Here is a list of Rosella’s libraries which are currently considered to be “stable” enough for general use:
Rosella’s Core library provides a handful of routines used by the other Rosella libraries. This library provides basic behavior for working with an assortment of “type” meta-objects, and for implementing a standard system of object constructor behavior.
The Action library implements the Command pattern. Sequences of instructions can be bundled together into an Action object, and can be invoked later.
The Container library implements a Dependency Injection, Inversion of Control container type which can be used to help decouple modules in a program. The Container utilizes the Action library to setup constructor injection and method injection behaviors on registered types.
The Event library provides a subscribe/publish system to aide in aggressive application decoupling. Event publishers can be unaware of the details of event subscribers, and vice-versa. Applications become easier to maintain because important communication pathways do not need to have hard-coded senders and receivers.
The FileSystem library provides a friendly interface for working with the filesystem. It provides object types for files and directories and a number of utilities for working with each.
A companion to the Test library, The TAP Harness library implements the logic necessary to quickly construct a TAP harness for executing unit tests and reporting the results. Rosella’s own test harness is written using this library.
The Memoize library adds in functionality to add memoization and caching to subroutines. There is a simple version and a version which uses proxies to add more features, but is slower.
The MockObject library uses the Rosella Proxy library to implement full-featured mock objects for use in testing with the Test library. Several tests in the Rosella test suite are implemented using this library.
The Path library provides utilities for searching the contents of large nested aggregate objects using string names.
The Proxy library provides the tools necessary to create a wide array of proxy objects.
The Query library provides a number of utilities for working with aggregate objects including higher-order functions, group operations, and data streams.
The String library provides a number of utilities and powerful interfaces for working with strings.
Inspired by testing libraries such as xUnit and Test::More, The Rosella Test library provides the tools and utilities to quickly write unit tests for your software. Rosella’s own test suite is written using this library.
The Template library provides an engine for text templating tasks.
The Winxed library contains a number of tools for building Winxed-based projects.
Rosella Development Libraries
Rosella has a number of other libraries in planning and development. These libraries are not yet considered mature enough to include as part of a regular release. For the complete list with descriptions and ideas, see the future libraries page.
- Parrot : Rosella runs on top of the Parrot VM. You cannot build, run, or use Rosella in any way without Parrot.

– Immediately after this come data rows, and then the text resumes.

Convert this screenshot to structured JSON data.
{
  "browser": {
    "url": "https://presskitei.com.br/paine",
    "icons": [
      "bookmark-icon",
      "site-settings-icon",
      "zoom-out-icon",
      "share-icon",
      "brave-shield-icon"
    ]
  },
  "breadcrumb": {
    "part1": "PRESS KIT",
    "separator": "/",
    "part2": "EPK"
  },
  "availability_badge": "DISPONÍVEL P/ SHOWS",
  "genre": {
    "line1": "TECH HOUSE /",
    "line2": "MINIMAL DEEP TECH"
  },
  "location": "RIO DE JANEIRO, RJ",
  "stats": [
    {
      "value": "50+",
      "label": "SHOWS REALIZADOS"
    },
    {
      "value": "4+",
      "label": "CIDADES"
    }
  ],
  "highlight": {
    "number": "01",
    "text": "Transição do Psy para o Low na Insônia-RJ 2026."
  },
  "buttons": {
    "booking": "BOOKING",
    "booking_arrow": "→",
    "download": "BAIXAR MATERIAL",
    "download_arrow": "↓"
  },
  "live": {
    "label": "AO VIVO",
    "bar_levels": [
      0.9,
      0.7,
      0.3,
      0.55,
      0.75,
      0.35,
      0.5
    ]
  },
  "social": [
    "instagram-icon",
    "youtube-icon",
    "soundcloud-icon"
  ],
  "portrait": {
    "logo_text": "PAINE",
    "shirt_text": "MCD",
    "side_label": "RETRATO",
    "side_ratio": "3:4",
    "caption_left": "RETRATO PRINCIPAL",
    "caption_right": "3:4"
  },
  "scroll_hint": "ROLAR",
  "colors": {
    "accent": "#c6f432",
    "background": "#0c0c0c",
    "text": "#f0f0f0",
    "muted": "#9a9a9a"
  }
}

- Winxed : Rosella is written in the Winxed language. You need Winxed to build Rosella, but you do not need Winxed to run it. Winxed has no runtime libraries of its own.
Installing With Plumage
Plumage is a package-management program for Parrot. If you have Plumage and Winxed already installed getting Rosella is a breeze:
$ plumage install rosella
That’s all there is to it! You now have Rosella. If you don’t have Plumage on your system you’ll need to follow the rest of the instructions below.
Get the Source
You can also clone the project with Git by running:
$ git clone git://github.com/Whiteknight/Rosella
Once you have a copy of the source and all the necessary dependencies you can build, test and install Rosella:
$ winxed setup.winxed build $ winxed setup.winxed test $ winxed setup.wixned install
Rosella is released under the terms of the Artistic 2.0 license. See the LICENSE file in the repo for more details.
Rosella is written by Whiteknight (firstname.lastname@example.org). See the CREDITS file in the repo for more details about contributors and the people and projects which have inspired Rosella.